The beautiful lawn, the billowing old trees, the towering columns and that incredible wrap around porch, were more than a hint of the magic, which lay just beyond the door. And indeed, the moment I entered the grand, old house, the feeling was magical. A spirit of transcendence immediately engulfed I and I felt as though I myself lived in a better time—a synthesis of the best of the past, present and the future. I felt like I had entered the world of J.P. Baden, a world where anything was possible—even greatness.

Of course Iron Gate was built by the legendary businessman J.P. Baden more than a 125-years-ago. Mr. Baden had immigrated to America at the age of 15 and moved to Winfield ten years later to build his fortune. It began as a mercantile venture to bring an abundance of fair priced goods to the town and then quickly evolved into a packinghouse that would supply eggs, butter, milk and flour to the entire country. To put Mr. Baden’s business into a contemporary perspective, the Baden packinghouse was three football fields wide by one football field deep and on any given day it shipped 14,000 pounds of butter among its many other products. Continue reading

EASTSIDE CHIPPERY THE FINAL CHAPTER

As I sit in one of my favorite coffee houses, somewhere in a small town in Kansas, my mind drifts to the last year in which I performed my services as Chef Stan, The Iron Chef, of Montebello’s Eastside Chippery. Of all the roles I have played, master criminal, art dealer, visual artist, night club owner, clothing designer, movie producer and all the variations there of, I can honestly say that Chef Stan and the Eastside Chippery may have been the most challenging. And perhaps the most rewarding.

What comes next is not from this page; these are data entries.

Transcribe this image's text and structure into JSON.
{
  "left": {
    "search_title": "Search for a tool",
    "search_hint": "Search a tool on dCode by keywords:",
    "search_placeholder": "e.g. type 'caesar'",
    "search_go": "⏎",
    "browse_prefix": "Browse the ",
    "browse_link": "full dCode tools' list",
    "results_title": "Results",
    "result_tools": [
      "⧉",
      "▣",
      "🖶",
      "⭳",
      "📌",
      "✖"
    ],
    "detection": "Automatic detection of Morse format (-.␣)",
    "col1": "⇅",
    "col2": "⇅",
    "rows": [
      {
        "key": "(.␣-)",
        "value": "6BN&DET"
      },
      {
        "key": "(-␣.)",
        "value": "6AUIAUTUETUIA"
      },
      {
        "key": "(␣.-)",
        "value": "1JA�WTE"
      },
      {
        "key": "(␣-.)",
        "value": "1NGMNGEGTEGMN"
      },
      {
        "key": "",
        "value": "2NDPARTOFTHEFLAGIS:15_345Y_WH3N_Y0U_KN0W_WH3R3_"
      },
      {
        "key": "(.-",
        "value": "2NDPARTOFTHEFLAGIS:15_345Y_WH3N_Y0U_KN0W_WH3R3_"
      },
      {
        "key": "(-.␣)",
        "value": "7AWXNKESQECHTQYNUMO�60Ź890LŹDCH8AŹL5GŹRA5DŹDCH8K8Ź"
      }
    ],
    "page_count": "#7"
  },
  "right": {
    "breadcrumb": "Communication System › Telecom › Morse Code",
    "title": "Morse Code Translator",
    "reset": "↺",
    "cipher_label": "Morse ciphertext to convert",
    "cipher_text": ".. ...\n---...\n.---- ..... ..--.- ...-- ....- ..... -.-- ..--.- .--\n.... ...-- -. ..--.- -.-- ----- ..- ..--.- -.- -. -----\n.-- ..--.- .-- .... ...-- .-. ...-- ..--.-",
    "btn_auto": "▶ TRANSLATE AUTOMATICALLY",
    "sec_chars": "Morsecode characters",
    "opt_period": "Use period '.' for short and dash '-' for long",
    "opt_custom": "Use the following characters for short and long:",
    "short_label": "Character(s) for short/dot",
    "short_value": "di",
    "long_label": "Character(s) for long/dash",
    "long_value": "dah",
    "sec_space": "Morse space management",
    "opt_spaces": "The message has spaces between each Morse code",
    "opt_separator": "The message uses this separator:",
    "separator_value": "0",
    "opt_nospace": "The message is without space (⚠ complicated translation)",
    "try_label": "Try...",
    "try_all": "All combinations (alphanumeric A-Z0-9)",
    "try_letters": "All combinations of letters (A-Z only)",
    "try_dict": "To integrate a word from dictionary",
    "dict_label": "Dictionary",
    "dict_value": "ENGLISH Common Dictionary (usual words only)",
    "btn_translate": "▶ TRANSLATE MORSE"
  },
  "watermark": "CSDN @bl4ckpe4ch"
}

Usually at this point I would recap some of my thoughts from the blogs Eastside Chippery Part I and Part II, but frankly I’m not much in the mood to look back—I’ll save that for the book. Suffice it to say that a little over a year ago I wound up taking over a really bad Mexican food restaurant in my hometown of Montebello. And this restaurant, against all odds, turned out to be both an incredible fiasco and success simultaneously during the same year. This being said, I’d like to share some of the deeper thoughts and emotions that I experienced during the course of being Chef Stan of the Eastside Chippery.

In many ways I am the ultimate of ordinary and yet there is a very unusual spark here and there that has for all of my life made me different. I say this now because it’s always had an effect and or influence on how things I’ve been involved in have turned out. It’s also the reason that people throughout my life have had such strong reactions toward me. In short, I’ve been blessed to have been the recipient of kindness and teaching by people of much greater accomplishment than myself and I have also been hated by people who have perceived insult or mistreatment, which in fact may have occurred, but certainly to no degree that merited, in some cases, unadulterated malice.

For 45 years or so, there was a part of me that just wanted to be normal. However, in my heart there was an even greater desire to be special. And over the last year at the Eastside Chippery I came to realize that both were vanity and the source of much of what had become frustrating and emotionally painful to me. One might ask, hadn’t you heard the words of King Solomon? And the answer is, yes, I had heard the words “Vanity of vanities…” but hearing and understanding do not necessarily equate to harkening. As I stood in the kitchen cooking and washing dishes sometimes for 32 hour stretches at a time, my heart, for lack of better words, began to soften and the vanity to dissipate. Continue reading